Over the game's final seven minutes, Batum had three crucial offensive plays. These weren't technically game-saving or game-winning plays, as France steadily held a lead down the stretch, but all three were very important in keeping Slovenia at bay. Keep in mind: the home crowd was jumping up and down and chanting during the second-half. The collapse potential here was very real.
Batum checked in with a little less than seven minutes to go in the fourth and immediately found himself in transition thanks to a Boris Diaw steal. He went straight at the rim, side-stepping Goran nicely to put up a running finger roll before the two players contacted each other. The ball danced around the rim and went in, while Goran was whistled for the foul. Batum cashed in the free throw and France's five-point lead was now eight.
On the next French possession, Batum had arguably his prettiest assist of the tournament, deftly finding Nando de Colo with a soft touch pass as he sneaked baseline for a reserve lay-up. This pushed France's lead to ten and forced Slovenia to call a timeout.
The complexion of the game didn't change much -- although the intensity did increase even further -- over the next five minutes. When the clock got under two minutes, Batum made his third key play, which started when he deflected a pass on defense. He collected the ball and wasted no time getting out in transition, capping the pick-six with a dunk.

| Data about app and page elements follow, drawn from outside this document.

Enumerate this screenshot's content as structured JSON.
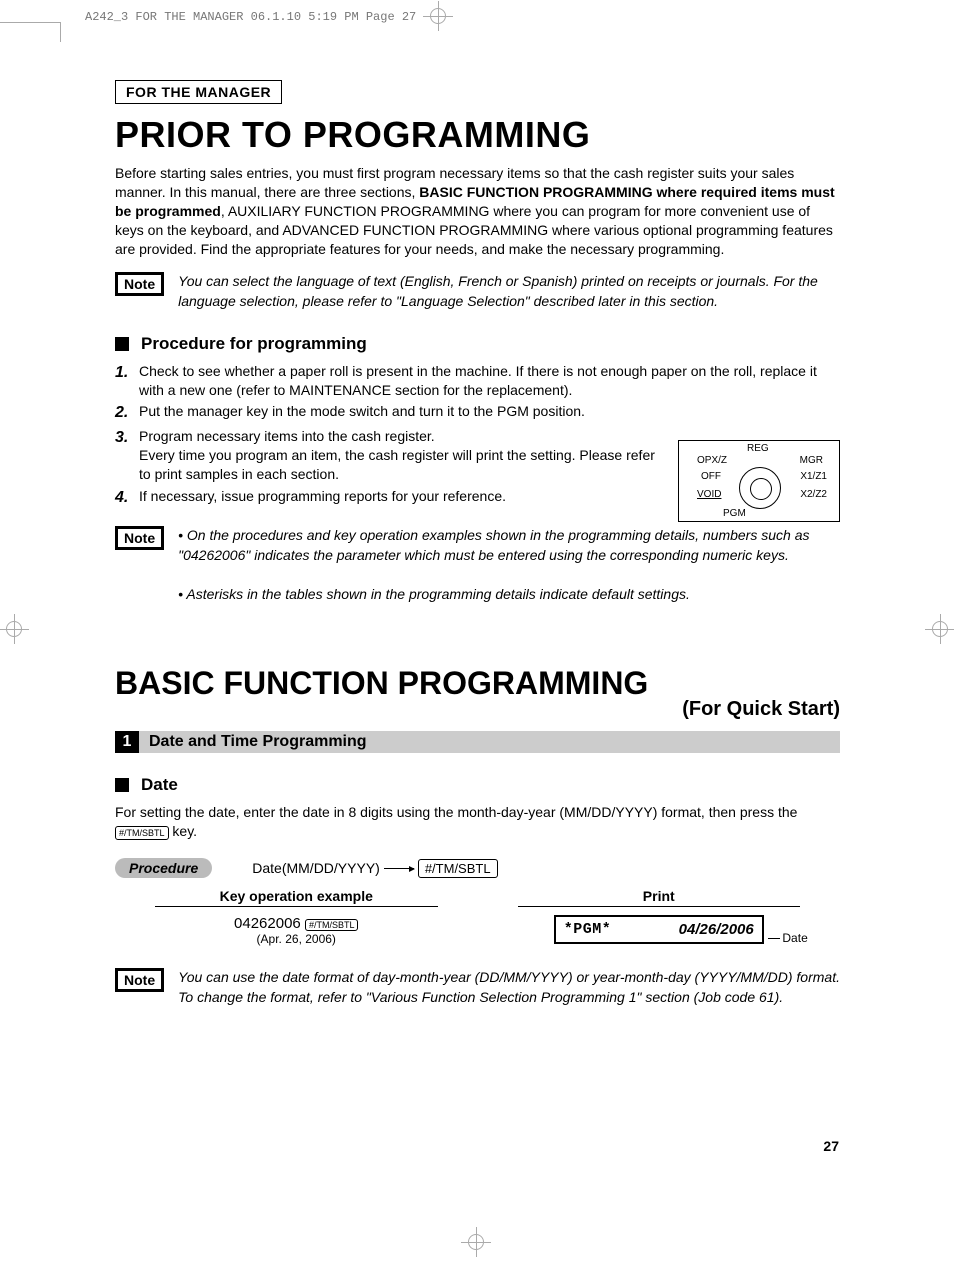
{
  "crop_header": "A242_3 FOR THE MANAGER  06.1.10 5:19 PM  Page 27",
  "section_header": "FOR THE MANAGER",
  "title1": "PRIOR TO PROGRAMMING",
  "intro": {
    "p1a": "Before starting sales entries, you must first program necessary items so that the cash register suits your sales manner.  In this manual, there are three sections, ",
    "p1b": "BASIC FUNCTION PROGRAMMING where required items must be programmed",
    "p1c": ", AUXILIARY FUNCTION PROGRAMMING where you can program for more convenient use of keys on the keyboard, and ADVANCED FUNCTION PROGRAMMING where various optional programming features are provided.  Find the appropriate features for your needs, and make the necessary programming."
  },
  "note_label": "Note",
  "note1": "You can select the language of text (English, French or Spanish) printed on receipts or journals. For the language selection, please refer to \"Language Selection\" described later in this section.",
  "sub1": "Procedure for programming",
  "steps": [
    "Check to see whether a paper roll is present in the machine.  If there is not enough paper on the roll, replace it with a new one (refer to MAINTENANCE section for the replacement).",
    "Put the manager key in the mode switch and turn it to the PGM position.",
    "Program necessary items into the cash register.\nEvery time you program an item, the cash register will print the setting.  Please refer to print samples in each section.",
    "If necessary, issue programming reports for your reference."
  ],
  "dial": {
    "reg": "REG",
    "opx": "OPX/Z",
    "mgr": "MGR",
    "off": "OFF",
    "x1": "X1/Z1",
    "void": "VOID",
    "x2": "X2/Z2",
    "pgm": "PGM"
  },
  "note2a": "• On the procedures and key operation examples shown in the programming details, numbers such as \"04262006\" indicates the parameter which must be entered using the corresponding numeric keys.",
  "note2b": "• Asterisks in the tables shown in the programming details indicate default settings.",
  "title2": "BASIC FUNCTION PROGRAMMING",
  "title2_sub": "(For Quick Start)",
  "bar1_num": "1",
  "bar1_text": "Date and Time Programming",
  "sub2": "Date",
  "date_para_a": "For setting the date, enter the date in 8 digits using the month-day-year (MM/DD/YYYY) format, then press the ",
  "date_para_b": " key.",
  "key_small": "#/TM/SBTL",
  "procedure_label": "Procedure",
  "proc_input": "Date(MM/DD/YYYY)",
  "proc_key": "#/TM/SBTL",
  "col1_header": "Key operation example",
  "col2_header": "Print",
  "example_digits": "04262006",
  "example_key": "#/TM/SBTL",
  "example_sub": "(Apr. 26, 2006)",
  "print_pgm": "*PGM*",
  "print_date": "04/26/2006",
  "print_date_label": "Date",
  "note3": "You can use the date format of day-month-year (DD/MM/YYYY) or year-month-day (YYYY/MM/DD) format.  To change the format, refer to \"Various Function Selection Programming 1\" section (Job code 61).",
  "page_number": "27"
}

The sequence pushed France's lead back to nine with 90 seconds left; that was, more or less, the dagger.
This was timely stuff and Batum was pumped up. It should be mentioned that he also had a fully-outstretched block of a Goran drive late in the fourth too.
France now advances to the semifinals where they will face Spain, their biggest rivals. That game should be a doozy.
A couple of other stray notes...
One: Batum was noticeably in "kill mode" with his jumpers and he was pressing slightly, although not totally forcing the issue. As a result, he had multiple really ugly misses.
Two: He did well to play through some inconsistent officiating. Early in the game, he drew a foul on a drive in which he was barely touched and simply lost the ball awkwardly on the way up. A few plays later, he was clubbed out of the air while attempting a poster dunk, only to see that one go as a no call. Some bumps were called as he played defense, others weren't. The officiating wound up not being a major factor down the stretch. Still, it was good to see Batum avoid getting sidetracked considering the hostile crowd conditions.
Three: With 1:19 remaining in the fourth and France leading by nine (moments after the dagger dunk mentioned above), Batum turned the ball over in the backcourt while under pressure. He seemed to think he was fouled but the referees didn't react as if it was even close. Had it been, say, a two-possession game at the time, the error would have been horrible. He really dodged a bullet on that one.
Four: Batum's other turnover came on an early play in which Zoran fully laid out to intercept a pass to the baseline. Man, I'm going to miss the Dragics.
Here are video highlights from the game via YouTube user FIBAEuropeTV.
This video has a brief post-game interview with Batum.
Here's the fan shot of the game via the ESPN3.com broadcast.
In the spirit of soccer write-ups, we'll hand out match ratings, taking into account individual expectations for both Claver and Batum. For Batum, we'll use a 1-10 scale calibrated as such: 1 = passive, invisible; 5 = winning his match-up in unspectacular fashion; and 10 = NBA All-Star level play.
Against Slovenia, Batum earned an 8. He wasn't dominant from start to finish but he clearly raised his game when it mattered at the end. Batum was key in slowing the Dragics and he mostly avoided the stand-and-watch stuff on offense. This was close to a 9 but the shot selection cost him.
France (6-3) moves on to the semifinals where they will face Claver and Spain (6-3) on Friday.
-- Ben Golliver | email@example.com | Twitter